Employee participation schemes have been on everyone's lips, and not just since the passing of the Future Financing Act in November of this year. Employee stock ownership plans have been enjoying increasing popularity in Germany for several years now. However, regardless of whether they are real participation (ESOP) or virtual participation (VSOP), they have so far often only been associated with start-ups. In this article, we explain why employee share ownership is relevant far beyond the start-up scene and why it can also be an important instrument for SMEs.
The most important differences and advantages of ESOPs and VSOPs are explained in our guide.
The challenge of recruiting qualified talent is particularly crucial for small and medium-sized companies. In a world where large corporations with extensive resources are competing for the same skilled workers, smaller companies are faced with the difficulty of positioning themselves as attractive employers. This competition for talent is exacerbated by the general shortage of skilled workers, which makes the situation even more difficult for small and medium-sized companies.
Employee stock ownership plans, whether ESOP or VSOP, offer an innovative approach to overcoming these challenges:
Employee share ownership schemes offer a strategic solution to increase the attractiveness of small and medium-sized companies in the competition for highly qualified talent. They not only create financial incentives, but also promote a culture of participation and co-determination, which is increasingly important for many top talents. Through these measures, smaller companies can strengthen their position in the battle for skilled workers and establish themselves as competitive and desirable employers.
Retaining key personnel or highly skilled talent is particularly challenging for small and medium-sized companies, especially due to their limited resources, which make it difficult to compete with larger companies in terms of salaries and corporate benefits. Larger companies tend to offer more opportunities for career development and promotions, which can be attractive to ambitious employees. In SMEs, the promotion path can therefore be less clear or limited, making it difficult to prevent employee turnover without additional incentives.
Employee participation programs are another effective way of creating such incentives and retaining skilled employees in the company:
Today's working world is characterized by constant changes in work culture, growing employee expectations and a dynamic market landscape. In a labor market dominated by a shortage of skilled workers, motivated and engaged employees are not only valuable resources, but also critical to a company's competitive advantage and sustainable growth. Similarly, the change in work values, especially among younger generations looking for meaningful and impactful work, is also noticeable in smaller companies.
It is therefore particularly important for small and medium-sized enterprises to develop and implement strategies to increase employee motivation.

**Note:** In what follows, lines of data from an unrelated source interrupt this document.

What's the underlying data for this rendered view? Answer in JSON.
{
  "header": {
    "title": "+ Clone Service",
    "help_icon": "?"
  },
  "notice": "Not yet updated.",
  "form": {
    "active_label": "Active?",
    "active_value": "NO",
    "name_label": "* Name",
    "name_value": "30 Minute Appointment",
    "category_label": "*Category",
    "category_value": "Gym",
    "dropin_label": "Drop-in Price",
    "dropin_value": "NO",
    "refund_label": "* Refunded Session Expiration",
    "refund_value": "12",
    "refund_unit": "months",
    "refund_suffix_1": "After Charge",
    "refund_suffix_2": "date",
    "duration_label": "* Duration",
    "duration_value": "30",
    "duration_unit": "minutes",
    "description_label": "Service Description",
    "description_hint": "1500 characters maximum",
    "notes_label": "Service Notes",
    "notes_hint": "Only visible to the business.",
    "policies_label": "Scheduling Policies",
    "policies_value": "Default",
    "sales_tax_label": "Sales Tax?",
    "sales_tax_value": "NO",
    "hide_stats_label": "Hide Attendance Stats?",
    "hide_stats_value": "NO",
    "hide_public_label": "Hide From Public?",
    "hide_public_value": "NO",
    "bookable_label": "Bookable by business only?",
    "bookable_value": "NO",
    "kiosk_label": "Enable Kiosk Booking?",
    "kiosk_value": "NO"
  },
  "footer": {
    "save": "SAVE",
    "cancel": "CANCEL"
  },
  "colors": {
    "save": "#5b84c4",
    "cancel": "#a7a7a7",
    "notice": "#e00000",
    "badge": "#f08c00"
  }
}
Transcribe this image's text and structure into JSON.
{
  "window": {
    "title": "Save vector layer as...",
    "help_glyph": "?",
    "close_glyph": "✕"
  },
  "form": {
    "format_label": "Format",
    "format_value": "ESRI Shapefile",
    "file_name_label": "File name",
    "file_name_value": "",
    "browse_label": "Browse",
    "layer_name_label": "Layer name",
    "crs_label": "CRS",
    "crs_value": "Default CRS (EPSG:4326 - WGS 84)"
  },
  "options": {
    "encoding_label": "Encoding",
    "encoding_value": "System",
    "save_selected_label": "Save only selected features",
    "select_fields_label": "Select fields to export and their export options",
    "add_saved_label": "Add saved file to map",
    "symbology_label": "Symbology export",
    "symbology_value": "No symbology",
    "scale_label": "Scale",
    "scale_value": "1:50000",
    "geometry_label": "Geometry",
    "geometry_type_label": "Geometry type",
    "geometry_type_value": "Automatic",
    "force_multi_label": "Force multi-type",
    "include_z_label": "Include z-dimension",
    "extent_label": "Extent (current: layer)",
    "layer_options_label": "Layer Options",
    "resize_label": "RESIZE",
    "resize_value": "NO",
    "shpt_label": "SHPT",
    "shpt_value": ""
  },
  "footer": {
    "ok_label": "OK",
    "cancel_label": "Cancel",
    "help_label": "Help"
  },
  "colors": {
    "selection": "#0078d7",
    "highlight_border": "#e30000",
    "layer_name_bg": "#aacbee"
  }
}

A high level of employee motivation can mitigate the effects of the shortage of skilled workers and help SMEs to survive and thrive in a highly competitive market.

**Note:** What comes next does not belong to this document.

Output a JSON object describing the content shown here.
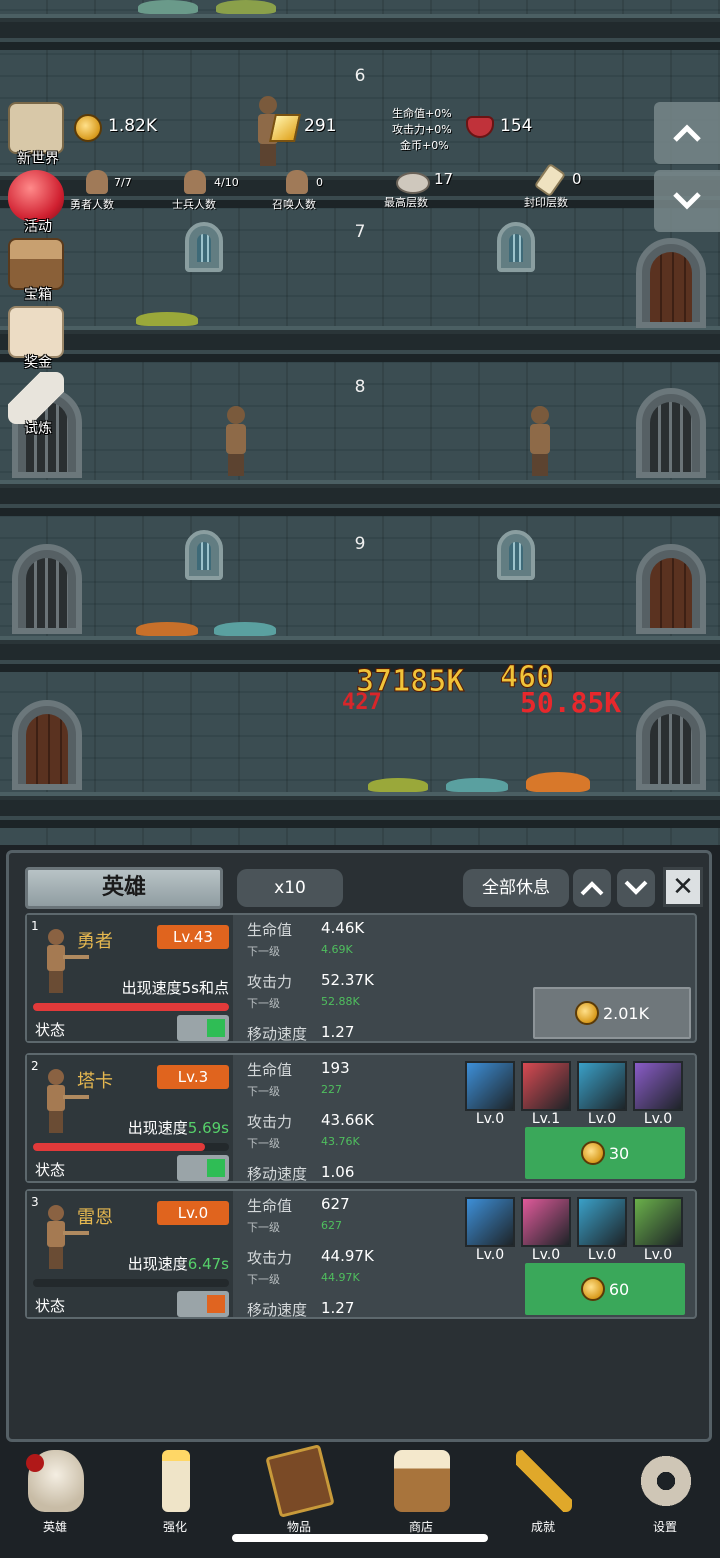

This can be achieved through appreciative leadership, opportunities for personal and professional development and incentive systems such as employee share ownership schemes:

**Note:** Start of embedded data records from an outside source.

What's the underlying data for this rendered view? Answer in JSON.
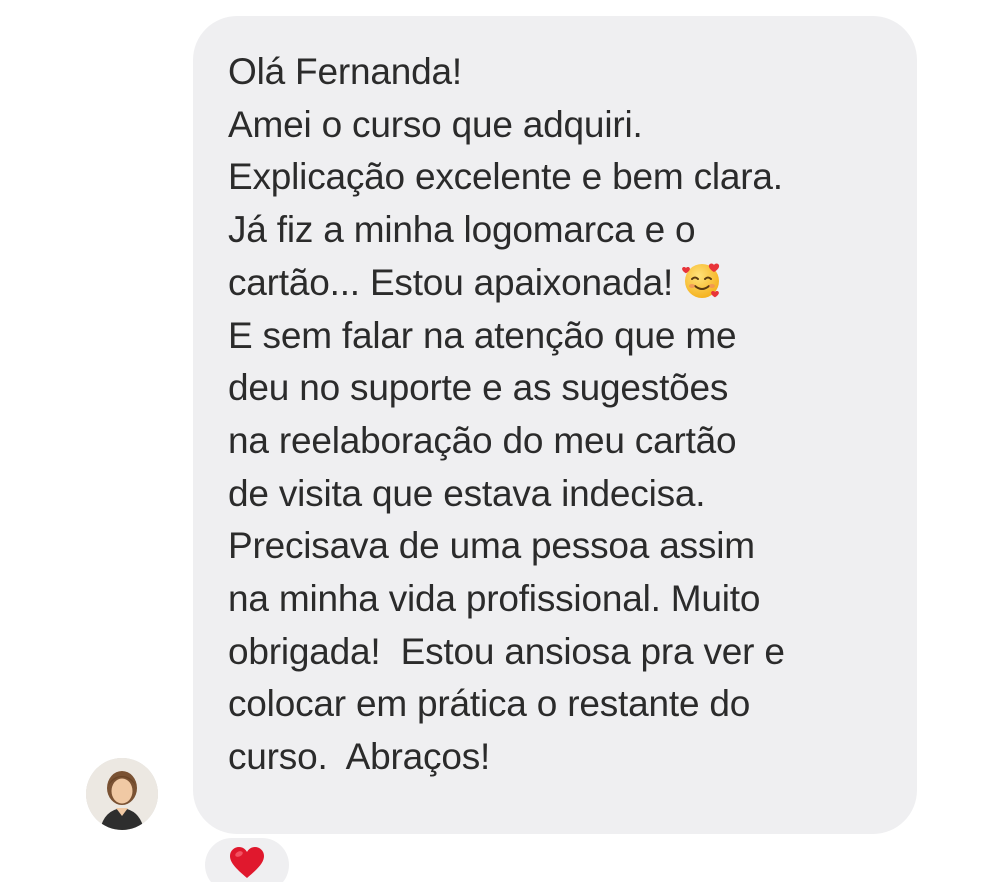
{
  "message": {
    "lines": [
      "Olá Fernanda!",
      "Amei o curso que adquiri.",
      "Explicação excelente e bem clara.",
      "Já fiz a minha logomarca e o",
      "cartão... Estou apaixonada!",
      "E sem falar na atenção que me",
      "deu no suporte e as sugestões",
      "na reelaboração do meu cartão",
      "de visita que estava indecisa.",
      "Precisava de uma pessoa assim",
      "na minha vida profissional. Muito",
      "obrigada!  Estou ansiosa pra ver e",
      "colocar em prática o restante do",
      "curso.  Abraços!"
    ],
    "emoji": "smiling-face-with-hearts-icon"
  },
  "sender": {
    "avatar": "avatar-photo"
  },
  "reaction": {
    "icon": "red-heart-icon",
    "color": "#e0182d"
  },
  "colors": {
    "bubble": "#efeff1",
    "text": "#2b2b2b",
    "background": "#ffffff"
  }
}
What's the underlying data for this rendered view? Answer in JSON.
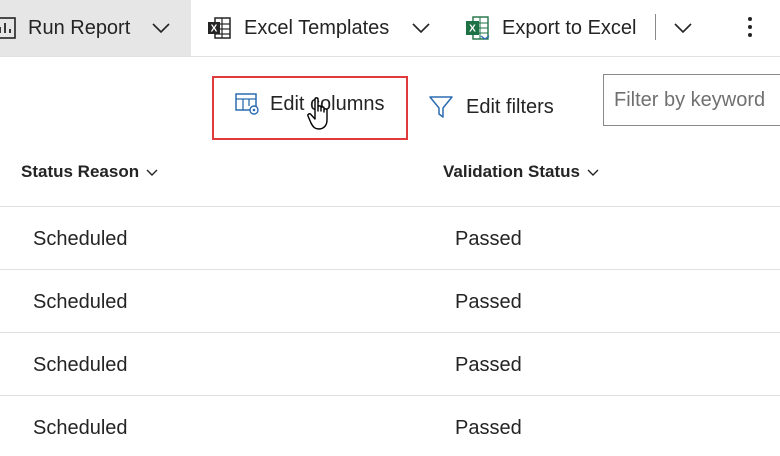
{
  "toolbar": {
    "run_report_label": "Run Report",
    "excel_templates_label": "Excel Templates",
    "export_excel_label": "Export to Excel"
  },
  "commands": {
    "edit_columns_label": "Edit columns",
    "edit_filters_label": "Edit filters",
    "filter_placeholder": "Filter by keyword"
  },
  "grid": {
    "columns": [
      "Status Reason",
      "Validation Status"
    ],
    "rows": [
      [
        "Scheduled",
        "Passed"
      ],
      [
        "Scheduled",
        "Passed"
      ],
      [
        "Scheduled",
        "Passed"
      ],
      [
        "Scheduled",
        "Passed"
      ]
    ]
  },
  "colors": {
    "highlight_border": "#e03a3a",
    "excel_green": "#1e7145",
    "icon_blue": "#2b6cb0",
    "toolbar_selected_bg": "#e6e6e6"
  }
}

Employee share ownership schemes offer an effective solution to increase motivation by fostering a sense of belonging and ownership, which in turn can lead to higher job satisfaction and productivity. Such models reflect a modern approach of viewing employees not just as workers, but as essential partners in the company's success.
Ensuring continuous and competent management is crucial for the long-term success and sustainability of the company. Succession planning is therefore often a significant challenge for small and medium-sized companies. Closer management teams and flat hierarchies make it difficult to identify and develop suitable succession candidates.
In addition, there is often a limited selection of candidates. The resulting strong dependence on individual managers can be risky, especially if there are no clear succession plans. Unlike larger corporations, many SMEs do not have formalized leadership development programs, making it difficult to systematically develop internal talent.
In addition to motivating and retaining talented employees who can be considered as potential future managers or even successors in their own company, employee share ownership offers further advantages for gradually handing over management responsibility or preparing for the handover:
Employee share ownership in SMEs therefore not only offers financial or motivational incentives, but can also serve as a strategic tool to promote succession planning and leadership development. They create an environment in which employees are encouraged to make a long-term contribution to the company's success and prepare themselves for leadership roles. It doesn't matter what sector a company operates in: from services (e.g. hairdressers or architects) to skilled trades, management consultancies, IT companies, construction firms or even the hospitality industry - suitable programs can deliver these benefits everywhere.
Of course, an employee participation program must fit the structure and objectives of each company. If implemented and used correctly, it offers significant added value and opportunities. If you are fundamentally interested in a participation program and would like to find out more without obligation, please contact us.
Disclaimer: Disclaimer: The content of the information provided at vsop-direkt.de does not constitute legal advice. If you require a legal examination of your individual case, please contact our specialized team: firstname.lastname@example.org